Lon Rombough did matriculate in the Davis viticulture program, and found his way to farmland in the Willamette Valley of Oregon by way of the vineyards, offices and living rooms of most of the knowledgeable American players in current grape breeding. Unlike some breeders, Lon has also been a grower, when allowed, and has had a far better opportunity than this writer to observe grape varieties past and future at various locations in North America. It is upon that knowledge that this book is founded.
The author has expanded conventional treatment to answer some of the questions that dogged him in early years of growing, supposing that his readers would like answers too. In this, he can be ahead of most of us: sidebars highlight the hazards of overfertilizing, underavailability of nitrogen, wine clonal selection, moving old vines, berry pigmentation... Here the Soil-Food Web of Dr. Elaine Ingham received what must be its first acknowledgement in the published work of another. In any event, soil fungi and bacteria have never before received their due proportion as part of a treatment of growing grapes.

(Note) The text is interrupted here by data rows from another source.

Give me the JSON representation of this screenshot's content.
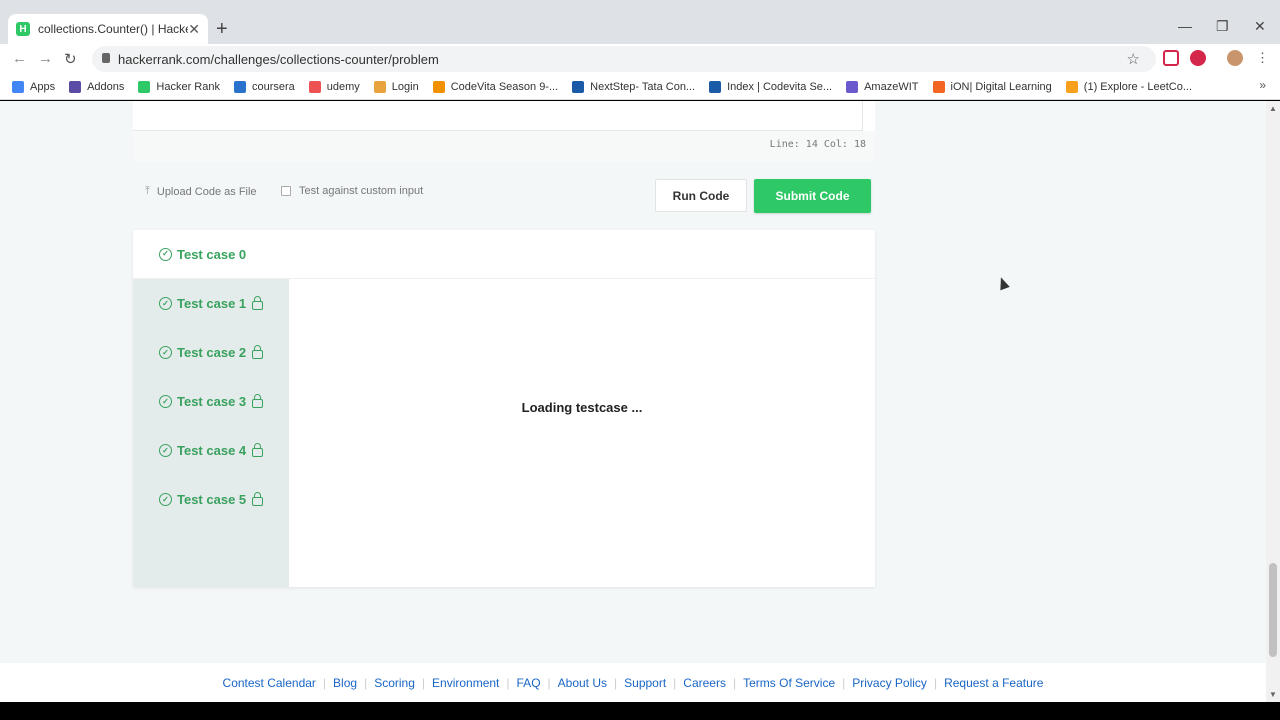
{
  "browser": {
    "tab_title": "collections.Counter() | HackerRank",
    "favicon_letter": "H",
    "url": "hackerrank.com/challenges/collections-counter/problem",
    "bookmarks": [
      {
        "label": "Apps",
        "color": "#4285f4"
      },
      {
        "label": "Addons",
        "color": "#5b4ba5"
      },
      {
        "label": "Hacker Rank",
        "color": "#2ec866"
      },
      {
        "label": "coursera",
        "color": "#2a73cc"
      },
      {
        "label": "udemy",
        "color": "#ec5252"
      },
      {
        "label": "Login",
        "color": "#e8a33d"
      },
      {
        "label": "CodeVita Season 9-...",
        "color": "#f29100"
      },
      {
        "label": "NextStep- Tata Con...",
        "color": "#1b5aa6"
      },
      {
        "label": "Index | Codevita Se...",
        "color": "#1b5aa6"
      },
      {
        "label": "AmazeWIT",
        "color": "#6a5acd"
      },
      {
        "label": "iON| Digital Learning",
        "color": "#f26522"
      },
      {
        "label": "(1) Explore - LeetCo...",
        "color": "#f89f1b"
      }
    ]
  },
  "editor": {
    "line_col": "Line: 14 Col: 18"
  },
  "actions": {
    "upload_label": "Upload Code as File",
    "custom_input_label": "Test against custom input",
    "run_label": "Run Code",
    "submit_label": "Submit Code"
  },
  "testcases": [
    {
      "label": "Test case 0",
      "locked": false
    },
    {
      "label": "Test case 1",
      "locked": true
    },
    {
      "label": "Test case 2",
      "locked": true
    },
    {
      "label": "Test case 3",
      "locked": true
    },
    {
      "label": "Test case 4",
      "locked": true
    },
    {
      "label": "Test case 5",
      "locked": true
    }
  ],
  "loading_text": "Loading testcase ...",
  "footer_links": [
    "Contest Calendar",
    "Blog",
    "Scoring",
    "Environment",
    "FAQ",
    "About Us",
    "Support",
    "Careers",
    "Terms Of Service",
    "Privacy Policy",
    "Request a Feature"
  ],
  "colors": {
    "accent_green": "#2ec866",
    "testcase_green": "#39a25e",
    "link_blue": "#1a66c5"
  }
}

The text moves through stages one would take in establishing a vineyard: the physiology of the grapevine, choice of site and climate, training year-by-year, management to prevent pests and diseases and responses to them if they occur. One feature not usually found in fruit books is propagation (including do-it-yourself breeding!) and culture of grapes in very cold and very warm climates. The tenth chapter, on varieties of grapes, is invaluable for descriptions of newer Minnesota and other hybrid grapes, with personal observations of their strengths and weaknesses-information available in no one place elsewhere.
With The Grape Grower, the generalist CRFG member has no further need to refer to university circulars and academic treatises to learn how to grow grapes well from the start.